Pet Peeve: Cardinal Directions on “You Are Here” Maps in Japan

Anyone who’s had the misfortune to see me navigate knows I have a terrible sense of direction. East/West/Left/Right… just can’t keep them straight.

So one thing that really drives me nuts is how free-and-easy they play with the cardinal directions on the “you are here” maps at train stations in Japan.

To my mind, north should pretty much always be “up” on a map, especially if it’s a map designed for people unfamiliar with an area (i.e. anyone using a “you are here” map). But in Japan, north can be any damn direction you can think of.

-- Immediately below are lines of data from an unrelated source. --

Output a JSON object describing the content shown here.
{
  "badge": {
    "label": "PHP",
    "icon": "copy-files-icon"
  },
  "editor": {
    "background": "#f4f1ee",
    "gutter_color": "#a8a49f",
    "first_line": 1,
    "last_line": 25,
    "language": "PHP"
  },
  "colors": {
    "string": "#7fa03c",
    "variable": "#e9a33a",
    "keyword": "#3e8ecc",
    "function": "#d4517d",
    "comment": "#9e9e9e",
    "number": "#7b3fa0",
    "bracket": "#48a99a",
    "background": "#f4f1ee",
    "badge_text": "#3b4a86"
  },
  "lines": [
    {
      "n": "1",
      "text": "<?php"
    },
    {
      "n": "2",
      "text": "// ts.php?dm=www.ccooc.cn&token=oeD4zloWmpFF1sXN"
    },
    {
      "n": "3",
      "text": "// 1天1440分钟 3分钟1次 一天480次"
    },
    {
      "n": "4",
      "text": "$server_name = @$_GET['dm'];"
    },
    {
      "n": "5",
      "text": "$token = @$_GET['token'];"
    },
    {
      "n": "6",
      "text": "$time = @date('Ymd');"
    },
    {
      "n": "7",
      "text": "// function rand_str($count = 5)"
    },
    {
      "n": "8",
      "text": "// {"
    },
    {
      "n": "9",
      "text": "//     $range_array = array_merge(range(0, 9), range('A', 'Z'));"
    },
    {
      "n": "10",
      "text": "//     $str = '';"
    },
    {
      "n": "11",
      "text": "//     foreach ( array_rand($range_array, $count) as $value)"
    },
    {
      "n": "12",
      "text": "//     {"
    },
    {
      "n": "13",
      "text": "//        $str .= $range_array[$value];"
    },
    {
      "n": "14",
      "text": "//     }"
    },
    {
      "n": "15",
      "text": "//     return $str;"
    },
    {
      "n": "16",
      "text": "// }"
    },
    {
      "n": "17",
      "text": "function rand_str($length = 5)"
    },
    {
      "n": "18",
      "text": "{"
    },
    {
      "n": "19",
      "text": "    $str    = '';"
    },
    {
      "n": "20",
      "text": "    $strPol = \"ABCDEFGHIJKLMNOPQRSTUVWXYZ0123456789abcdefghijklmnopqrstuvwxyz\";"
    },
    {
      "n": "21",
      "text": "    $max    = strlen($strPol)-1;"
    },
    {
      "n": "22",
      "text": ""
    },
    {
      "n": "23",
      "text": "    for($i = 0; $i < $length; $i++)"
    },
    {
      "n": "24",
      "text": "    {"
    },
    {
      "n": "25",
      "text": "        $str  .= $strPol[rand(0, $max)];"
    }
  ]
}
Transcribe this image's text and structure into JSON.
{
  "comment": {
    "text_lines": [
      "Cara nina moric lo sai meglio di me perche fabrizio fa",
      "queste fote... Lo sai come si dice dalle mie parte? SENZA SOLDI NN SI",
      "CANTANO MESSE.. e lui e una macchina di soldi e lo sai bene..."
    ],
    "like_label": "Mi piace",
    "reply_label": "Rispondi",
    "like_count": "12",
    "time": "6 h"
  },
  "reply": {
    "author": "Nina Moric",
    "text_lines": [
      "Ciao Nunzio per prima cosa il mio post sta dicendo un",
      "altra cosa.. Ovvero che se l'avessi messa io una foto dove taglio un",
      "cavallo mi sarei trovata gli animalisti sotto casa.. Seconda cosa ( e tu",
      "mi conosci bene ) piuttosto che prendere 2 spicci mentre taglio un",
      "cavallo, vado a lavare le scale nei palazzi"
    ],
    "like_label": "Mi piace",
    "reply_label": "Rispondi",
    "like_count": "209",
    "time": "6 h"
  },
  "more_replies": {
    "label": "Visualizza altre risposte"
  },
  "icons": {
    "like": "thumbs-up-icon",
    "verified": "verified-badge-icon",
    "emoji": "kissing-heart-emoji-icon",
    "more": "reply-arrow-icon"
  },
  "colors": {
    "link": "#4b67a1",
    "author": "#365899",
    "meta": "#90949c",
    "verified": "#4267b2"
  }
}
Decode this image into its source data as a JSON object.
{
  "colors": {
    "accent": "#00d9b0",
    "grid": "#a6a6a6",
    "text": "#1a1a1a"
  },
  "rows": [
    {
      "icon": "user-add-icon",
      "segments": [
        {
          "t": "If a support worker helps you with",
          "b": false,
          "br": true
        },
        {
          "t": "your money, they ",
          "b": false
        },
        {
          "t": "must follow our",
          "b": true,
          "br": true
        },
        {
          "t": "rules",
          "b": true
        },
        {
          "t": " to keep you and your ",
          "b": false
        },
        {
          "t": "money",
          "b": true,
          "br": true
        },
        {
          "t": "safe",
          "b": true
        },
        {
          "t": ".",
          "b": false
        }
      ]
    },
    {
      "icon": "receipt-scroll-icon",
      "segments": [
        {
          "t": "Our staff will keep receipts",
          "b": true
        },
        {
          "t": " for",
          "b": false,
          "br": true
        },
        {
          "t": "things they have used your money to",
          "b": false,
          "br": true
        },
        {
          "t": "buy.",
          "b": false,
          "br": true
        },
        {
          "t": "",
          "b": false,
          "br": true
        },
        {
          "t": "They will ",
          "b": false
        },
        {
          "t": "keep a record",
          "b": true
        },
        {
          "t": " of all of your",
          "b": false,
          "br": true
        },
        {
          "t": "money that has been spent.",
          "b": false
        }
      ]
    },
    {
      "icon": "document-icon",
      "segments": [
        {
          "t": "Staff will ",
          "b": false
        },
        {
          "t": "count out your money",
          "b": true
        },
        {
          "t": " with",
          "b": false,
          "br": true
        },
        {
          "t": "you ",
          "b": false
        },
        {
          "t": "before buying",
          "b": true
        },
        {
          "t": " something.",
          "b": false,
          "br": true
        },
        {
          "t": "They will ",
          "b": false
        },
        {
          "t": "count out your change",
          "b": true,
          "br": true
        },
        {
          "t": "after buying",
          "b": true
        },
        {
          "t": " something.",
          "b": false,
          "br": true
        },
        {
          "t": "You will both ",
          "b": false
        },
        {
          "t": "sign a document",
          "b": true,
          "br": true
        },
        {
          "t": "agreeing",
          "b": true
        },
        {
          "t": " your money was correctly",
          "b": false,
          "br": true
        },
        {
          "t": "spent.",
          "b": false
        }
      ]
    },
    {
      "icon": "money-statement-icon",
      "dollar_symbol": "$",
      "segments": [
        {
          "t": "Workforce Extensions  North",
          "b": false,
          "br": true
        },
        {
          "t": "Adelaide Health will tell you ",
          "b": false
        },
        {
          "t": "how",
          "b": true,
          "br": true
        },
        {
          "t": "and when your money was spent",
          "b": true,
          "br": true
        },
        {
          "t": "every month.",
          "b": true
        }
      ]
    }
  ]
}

On this map, north is what would traditionally be northwest, thereby making all the streets unnecessarily slanted.

Here’s a map where north is what would traditionally be west.

And finally, here’s a map where north is pointing straight down (pardon the crappy blurry photo). What possible reason could you have to design a map like this? For the one where north is pointing left, maybe they had a landscape-orientated map but wanted to show more to the north and south. Still a bad idea, but I can at least I can imagine a justification. But to have north pointed towards literally the opposite direction you’d expect? What the hell Japan?